08 March 2010

Jalapeños for Breakfast

"Can the birds eat this?" is screamed from the kitchen to the computer room on an almost daily basis around the feather dorm. Parrots in the wild will feed on all sorts of fruits, seeds, nuts, and vegetables. They are incredibly inventive when it comes to cracking through to the good part and we are forever entertained by giving them a new treasure from the farmer's market to see what they do with it. A quick internet search is usually required to be sure that there is not a toxicity issue, but sometimes the novel food item can pose more of a threat to the Flock Advisors than to the fragile featherbrains.

This winter, the hot item at the farmer's market has been peppers. Poblano, Cayenne, Jalapeño, and every other variety imaginable has been set out in a firecracker display to tempt shoppers who brave the biting cold mornings. Unable to pass them up completely, I brought home some glossy green Jalapeños to cram in the fridge with the rest of the weekly stock-up. I was imagining them warming up a chicken dish or some salsa, but when I got home I thought I'd give the birds a shot at them.

The parrot food we buy at the store usually has some dried peppers in it, and we have a bag of dried Thai peppers for treats. We have never fed the birds fresh peppers, though, so an internet search was in order just to make sure. With the safety check complete, it was time to offer the spicy treats to the birds. Sprite and Cher dug right into the seeds, but Lennon was a little shy. Coconut fed off of Lennon's timidness, but eventually figure it out. I put a pepper slice in his food dish, and once he figured out there were seeds in it, I thought he was going to topple over into his food dish as he picked wildly at them.

I've done some research since, and it seems that parrots do not have saliva glands and are therefore not bothered by the capsaicin, which is the chemical that makes peppers "hot". In fact, the peppers are loaded with essential vitamins for them and also act as a digestive aid.

The morning after their first taste of Jalapeño, I decided to mix some of the fresh peppers in with their breakfast. As I poured their dishes full of parrot pellets, a few slices of fresh Jalapeño went on top. It was a great treat for them, and I have since picked up some fresh Cayenne peppers to add to their daily diets.

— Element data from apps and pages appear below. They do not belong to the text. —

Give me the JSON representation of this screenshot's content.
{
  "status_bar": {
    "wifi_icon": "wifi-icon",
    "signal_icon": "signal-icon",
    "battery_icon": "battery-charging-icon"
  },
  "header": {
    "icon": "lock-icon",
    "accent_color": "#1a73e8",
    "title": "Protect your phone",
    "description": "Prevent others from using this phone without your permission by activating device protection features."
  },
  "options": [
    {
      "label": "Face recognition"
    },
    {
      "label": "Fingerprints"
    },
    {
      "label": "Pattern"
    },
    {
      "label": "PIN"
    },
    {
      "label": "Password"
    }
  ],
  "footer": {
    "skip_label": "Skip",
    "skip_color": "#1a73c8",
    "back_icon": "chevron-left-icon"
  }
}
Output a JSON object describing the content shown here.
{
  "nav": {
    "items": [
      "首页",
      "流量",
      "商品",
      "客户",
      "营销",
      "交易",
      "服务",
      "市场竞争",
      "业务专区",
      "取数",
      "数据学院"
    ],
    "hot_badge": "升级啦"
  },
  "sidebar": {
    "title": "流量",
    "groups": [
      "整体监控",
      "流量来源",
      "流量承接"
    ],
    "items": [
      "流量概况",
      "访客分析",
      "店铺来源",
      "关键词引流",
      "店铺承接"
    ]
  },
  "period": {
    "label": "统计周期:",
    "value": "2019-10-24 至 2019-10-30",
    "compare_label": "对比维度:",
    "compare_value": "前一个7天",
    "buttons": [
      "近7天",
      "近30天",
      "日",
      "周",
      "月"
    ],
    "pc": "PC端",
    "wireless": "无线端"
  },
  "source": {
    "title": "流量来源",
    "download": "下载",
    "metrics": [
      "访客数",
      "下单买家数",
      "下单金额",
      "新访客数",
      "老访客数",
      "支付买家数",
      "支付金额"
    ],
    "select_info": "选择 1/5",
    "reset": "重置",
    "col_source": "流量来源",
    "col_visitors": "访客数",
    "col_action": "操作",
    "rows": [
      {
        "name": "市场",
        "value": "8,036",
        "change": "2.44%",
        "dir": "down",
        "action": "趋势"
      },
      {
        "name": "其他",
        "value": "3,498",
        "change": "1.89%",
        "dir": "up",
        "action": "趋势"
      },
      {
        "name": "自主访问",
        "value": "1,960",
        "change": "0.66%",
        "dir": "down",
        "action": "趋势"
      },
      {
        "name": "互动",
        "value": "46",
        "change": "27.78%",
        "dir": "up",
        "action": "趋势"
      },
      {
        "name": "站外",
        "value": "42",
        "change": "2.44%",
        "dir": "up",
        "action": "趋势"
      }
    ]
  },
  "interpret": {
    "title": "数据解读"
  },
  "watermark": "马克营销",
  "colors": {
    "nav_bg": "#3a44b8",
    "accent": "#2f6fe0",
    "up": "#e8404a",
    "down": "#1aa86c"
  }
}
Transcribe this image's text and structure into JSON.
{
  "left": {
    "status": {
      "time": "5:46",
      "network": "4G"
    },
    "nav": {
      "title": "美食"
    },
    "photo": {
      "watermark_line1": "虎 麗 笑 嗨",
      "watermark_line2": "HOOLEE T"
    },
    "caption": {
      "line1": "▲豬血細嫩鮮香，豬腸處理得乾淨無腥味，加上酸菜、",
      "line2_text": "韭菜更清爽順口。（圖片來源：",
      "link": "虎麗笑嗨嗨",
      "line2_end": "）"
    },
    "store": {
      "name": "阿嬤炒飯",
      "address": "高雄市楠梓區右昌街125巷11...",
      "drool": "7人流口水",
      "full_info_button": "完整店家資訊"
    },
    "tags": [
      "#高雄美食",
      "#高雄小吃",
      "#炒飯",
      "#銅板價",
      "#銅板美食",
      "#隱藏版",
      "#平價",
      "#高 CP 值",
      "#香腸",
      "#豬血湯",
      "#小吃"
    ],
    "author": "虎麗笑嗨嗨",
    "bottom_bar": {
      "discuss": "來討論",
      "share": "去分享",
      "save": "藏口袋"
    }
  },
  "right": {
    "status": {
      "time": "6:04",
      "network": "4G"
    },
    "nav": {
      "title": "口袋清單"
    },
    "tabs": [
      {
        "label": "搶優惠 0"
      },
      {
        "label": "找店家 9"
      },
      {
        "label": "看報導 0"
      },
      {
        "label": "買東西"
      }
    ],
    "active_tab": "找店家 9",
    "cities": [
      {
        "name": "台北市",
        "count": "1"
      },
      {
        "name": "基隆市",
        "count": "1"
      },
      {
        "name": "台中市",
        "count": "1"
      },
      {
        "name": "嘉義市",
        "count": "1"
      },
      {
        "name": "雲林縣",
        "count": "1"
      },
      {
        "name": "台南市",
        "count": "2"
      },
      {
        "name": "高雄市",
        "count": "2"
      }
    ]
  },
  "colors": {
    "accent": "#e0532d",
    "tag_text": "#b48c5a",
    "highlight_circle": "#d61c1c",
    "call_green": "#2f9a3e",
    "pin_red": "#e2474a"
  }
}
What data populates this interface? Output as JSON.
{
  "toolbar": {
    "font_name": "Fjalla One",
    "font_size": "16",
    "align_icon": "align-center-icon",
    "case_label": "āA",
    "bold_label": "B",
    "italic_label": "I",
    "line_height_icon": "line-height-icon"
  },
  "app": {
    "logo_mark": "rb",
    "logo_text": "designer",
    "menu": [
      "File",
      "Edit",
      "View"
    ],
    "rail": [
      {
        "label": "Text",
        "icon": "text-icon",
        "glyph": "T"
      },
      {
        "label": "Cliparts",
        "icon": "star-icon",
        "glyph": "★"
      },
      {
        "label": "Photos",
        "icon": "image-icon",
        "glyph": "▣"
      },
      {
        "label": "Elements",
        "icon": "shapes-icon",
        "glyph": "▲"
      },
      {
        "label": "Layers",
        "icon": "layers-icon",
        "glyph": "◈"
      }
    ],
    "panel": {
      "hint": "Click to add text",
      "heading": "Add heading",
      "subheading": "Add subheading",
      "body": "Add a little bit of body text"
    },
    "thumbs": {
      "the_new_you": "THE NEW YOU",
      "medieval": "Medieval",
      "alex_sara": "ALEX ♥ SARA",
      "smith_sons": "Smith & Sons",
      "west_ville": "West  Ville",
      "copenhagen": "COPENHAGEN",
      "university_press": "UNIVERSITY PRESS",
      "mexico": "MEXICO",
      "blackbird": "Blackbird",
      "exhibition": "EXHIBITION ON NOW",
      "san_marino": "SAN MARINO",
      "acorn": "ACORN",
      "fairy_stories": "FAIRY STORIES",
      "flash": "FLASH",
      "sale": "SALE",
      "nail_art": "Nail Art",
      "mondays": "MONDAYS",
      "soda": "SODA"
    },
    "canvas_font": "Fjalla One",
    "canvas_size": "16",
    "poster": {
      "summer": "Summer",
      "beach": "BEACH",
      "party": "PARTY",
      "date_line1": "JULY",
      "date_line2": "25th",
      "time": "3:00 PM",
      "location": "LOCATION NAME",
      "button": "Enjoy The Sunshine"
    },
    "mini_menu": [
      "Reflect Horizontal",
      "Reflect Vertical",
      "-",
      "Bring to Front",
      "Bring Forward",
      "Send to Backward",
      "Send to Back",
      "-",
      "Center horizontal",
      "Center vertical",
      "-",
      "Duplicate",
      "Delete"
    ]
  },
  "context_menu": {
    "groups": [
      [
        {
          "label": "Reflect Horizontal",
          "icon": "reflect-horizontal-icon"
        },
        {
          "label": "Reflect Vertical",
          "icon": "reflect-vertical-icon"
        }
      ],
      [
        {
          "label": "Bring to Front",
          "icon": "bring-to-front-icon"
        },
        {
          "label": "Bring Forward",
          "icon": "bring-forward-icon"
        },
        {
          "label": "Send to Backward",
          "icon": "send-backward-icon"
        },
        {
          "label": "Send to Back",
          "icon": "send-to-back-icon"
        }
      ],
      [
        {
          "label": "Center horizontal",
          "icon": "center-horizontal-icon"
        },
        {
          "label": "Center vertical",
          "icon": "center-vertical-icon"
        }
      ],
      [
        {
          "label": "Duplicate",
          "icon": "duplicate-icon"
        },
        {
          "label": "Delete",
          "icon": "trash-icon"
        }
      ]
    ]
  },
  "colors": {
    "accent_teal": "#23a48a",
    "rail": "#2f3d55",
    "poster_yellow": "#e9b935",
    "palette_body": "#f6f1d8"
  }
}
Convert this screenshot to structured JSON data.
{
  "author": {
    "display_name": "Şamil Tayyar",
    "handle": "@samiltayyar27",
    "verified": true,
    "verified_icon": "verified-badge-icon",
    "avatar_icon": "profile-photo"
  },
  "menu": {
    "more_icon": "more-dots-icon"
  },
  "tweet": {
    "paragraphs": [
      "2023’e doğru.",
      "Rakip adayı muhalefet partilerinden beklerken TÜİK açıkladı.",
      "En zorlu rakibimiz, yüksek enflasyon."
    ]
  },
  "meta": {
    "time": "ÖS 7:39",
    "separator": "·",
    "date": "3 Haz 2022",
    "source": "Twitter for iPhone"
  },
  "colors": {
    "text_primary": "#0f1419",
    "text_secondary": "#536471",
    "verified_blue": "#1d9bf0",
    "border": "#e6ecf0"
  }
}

The hot peppers pose no threat to the birds, but as mentioned, they're not as benign toward the Flock Advisors. That first morning as I was preparing their diets, I at some point wiped my freshly shaved face with a hand that had been divvying peppers all morning. The capsaicin is perfectly capable of burning sensitive skin, as it is capable of reddening our eyes. So if you do decide to chop up some fresh hot peppers for breakfast, wash your hands thoroughly lest you be brought to stinging tears.

1 comment:

  1. I'm hypersensitive to the capsaicin, and regardless of how many times I wash my hands, I still can't get the residue off. I have to wear thick gloves whenever I am around hot peppers.